Mr. President, we cannot afford to lose any more of our dedicated and talented service members to Don't Ask, Don't Tell. On behalf of First Lieutenant Choi, Lieutenant Colonel Fehrenbach, and the more than 12,500 gay and lesbian service members who have been discharged since Don't Ask, Don't Tell was implemented in 1994, we stand ready to assist you in repealing this dishonorable and debilitating law as soon as possible, and in restoring justice and equality in our Armed Forces.
Please know that we will continue to monitor this situation and are hopeful that, together, we can address this urgent issue soon. Thank you for your consideration and we look forward to your response.

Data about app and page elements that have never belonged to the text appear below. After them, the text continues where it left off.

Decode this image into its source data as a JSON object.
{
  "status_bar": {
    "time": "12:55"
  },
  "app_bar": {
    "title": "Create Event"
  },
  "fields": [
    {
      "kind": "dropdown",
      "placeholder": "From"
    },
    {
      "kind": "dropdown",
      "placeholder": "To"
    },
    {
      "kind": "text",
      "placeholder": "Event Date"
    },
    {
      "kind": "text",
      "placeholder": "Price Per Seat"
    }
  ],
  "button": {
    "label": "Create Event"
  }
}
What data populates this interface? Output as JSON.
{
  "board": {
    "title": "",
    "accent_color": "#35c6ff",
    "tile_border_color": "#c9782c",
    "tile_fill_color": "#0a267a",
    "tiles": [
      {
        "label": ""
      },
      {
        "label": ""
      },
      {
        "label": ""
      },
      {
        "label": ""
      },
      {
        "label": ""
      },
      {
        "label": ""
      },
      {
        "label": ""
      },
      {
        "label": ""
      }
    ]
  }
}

The letter was authored by Rep. Hastings and signed by Representatives Barney Frank (D-MA), John Conyers, Jr. (D-MI), Fortney "Pete" Stark (D-CA), Edward J. Markey (D-MA), Gary Ackerman (D-NY), Louise Slaughter (D-NY), Eliot Engel (D-NY), Jim McDermott (D-WA), Ileana Ros-Lehtinen (R-FL), José Serrano (D-NY), James Moran (D-VA), Jerrold Nadler (D-NY), Eleanor Holmes Norton (D-DC), Ed Pastor (D-AZ), James Clyburn (D-SC), Anna Eshoo (D-CA), Bob Filner (D-CA), Luis Gutierrez (D-IL), Eddie Bernice Johnson (D-TX), Carolyn Maloney (D-NY), Robert "Bobby" Scott (D-VA), Bennie Thompson (D-MS), Nydia Velázquez (D-NY), Melvin Watt (D-NC), Lynn Woolsey (D-CA), Lloyd Doggett (D-TX), Chaka Fattah (D-PA), Jane Harman (D-CA), Lois Capps (D-CA), Donna M. Christensen (D-VI), Diana DeGette (D-CO), Bill Delahunt (D-MA), Carolyn Cheeks Kilpatrick (D-MI), Dennis Kucinich (D-OH), Barbara Lee (D-CA), James McGovern (D-MA), Brad Sherman (D-CA), Robert Wexler (D-FL), Tammy Baldwin (D-WI), Shelley Berkley (D-NV), Michael Capuano (D-MA), Joseph Crowley (D-NY), Rush Holt (D-NJ), John Larson (D-CT), Grace Napolitano (D-CA), Jan Schakowsky (D-IL), Anthony Weiner (D-NY), David Wu (D-OR), William Lacy Clay (D-MO), Mike Honda (D-CA), James Langevin (D-RI), Betty McCollum (D-MN), Diane Watson (D-CA), Tim Bishop (D-NY), Raúl Grijalva (D-AZ), Linda Sánchez (D-CA), Emanuel Cleaver (D-MO), Doris Matsui (D-CA), Gwen Moore (D-WI), Debbie Wasserman Schulz (D-FL), André Carson (D-IN), Kathy Castor (D-FL), Yvette Clarke (D-NY), Donna F. Edwards (D-MD), Keith Ellison (D-MN), Marcia L. Fudge (D-OH), Phil Hare (D-IL), Mazie K. Hirono (D-HI), Laura Richardson (D-CA), Joe Sestak (D-PA), Niki Tsongas (D-MA), Peter Welch (D-VT), Alan Grayson (D-FL), Jared Polis (D-CO), Mike Quigley (D-IL), and Gregorio Sablan (D-MP).